- Head Shaking – This is fairly accurate. If people are shaking their heads while you speak, they are in agreement. If they are shaking, “no,” disagreement reigns in their minds.
- Space / Distance – On the whole, people like their own personal body space. Give people room and keep out of their space. Entering to close can be intrusive and viewed as aggressive.
- Leaning – Sitting or standing, leaning is viewed as interest. In other words, an interested listener leans toward the speaker.
While you are with others, note how their bodies read. If a person suddenly folds his arms across his chest and begins shaking his head “no,” you’ve probably lost him. Try taking a step back and picking up where the conversation began. It’s all about strategic planning! Developing Rapport Now let’s take a quick peak at the basics of developing rapport with others. In a nutshell, what it takes is to ask questions, have a positive open attitude, encourage an open exchange of communications (both verbal and unspoken), listen to verbal and unspoken communications and share positive feedback. Here are a few details on each step:

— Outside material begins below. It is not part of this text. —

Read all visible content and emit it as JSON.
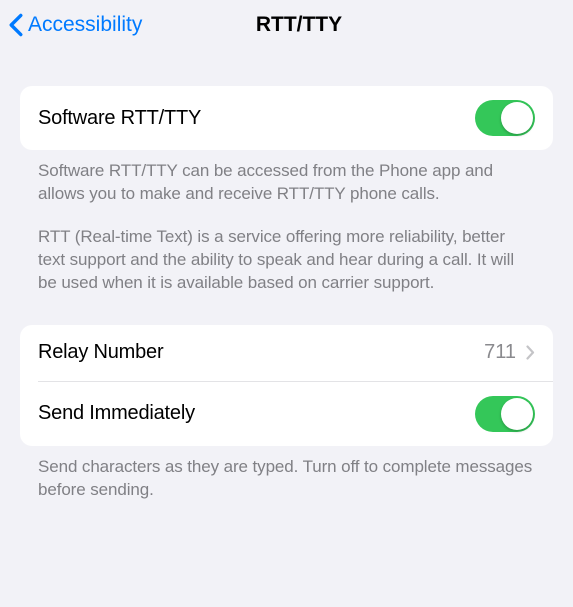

- Ask Questions – Building report is similar to interviewing someone for a job opening or it can be like a reporter seeking information for an article. Relax and get to know the other person with a goal of finding common ground or things of interest. You can begin by simply commenting on the other person’s choice of attire, if in person, or about their profile, if online, and following up with related questions. For example, in person, you could compliment the other person on their color choice and or maybe a pin, ring or other piece of jewelry and ask where it came from. In online communications, you could compliment the other person’s background, smile or mention that the communication style seems relaxed and ask if he or she writes a lot. Then basically follow up, steering clear of topics that could entice or cause arguing, while gradually leading the person to common ground you’d like to discuss.
- Attitude – Have a positive attitude and leave social labels at home. Many people can tell instantly if you have a negative attitude or if you feel superior. So treat other people as you would like to be treated. And give each person a chance.
- Open Exchange – Do encourage others to share with you. Some people are shy, scared or inexperienced in communicating and welcome an opportunity to share. So invite an exchange with both body language and verbal communication. Face the other person with your arms open, eyes looking into theirs gently (not glaring or staring), and encourage a conversation with a warm smile.
- Listen – Be an active listener. Don’t focus your thoughts on what YOU will say next. Listen to what the other person is saying and take your clues from there, while also noting the body language. For example, if the other person folds his arms and sounds upset, you may need to change the subject or let him have some space and distance; maybe even try approaching him later on and excusing yourself to go make a phone call. On the other hand, if the other person is leaning towards you, following your every word and communicating with your as if you were old friends, YES! You’ve built rapport!
- Share – People like compliments. So hand them out freely without over doing it. Leaving a nice part of yourself is like a compliment. This will leave a good memory for the other person to recall – numerous times. That’s good rapport. But do be sincere! False compliments aren’t easily disguised.
We will review Finesse and Conflict Resolution next week. Practice in the mirror first and when you attend your next meeting or social gathering, put these to work. Start building relationships! Be alert to possible problem areas, and take action to improve your life.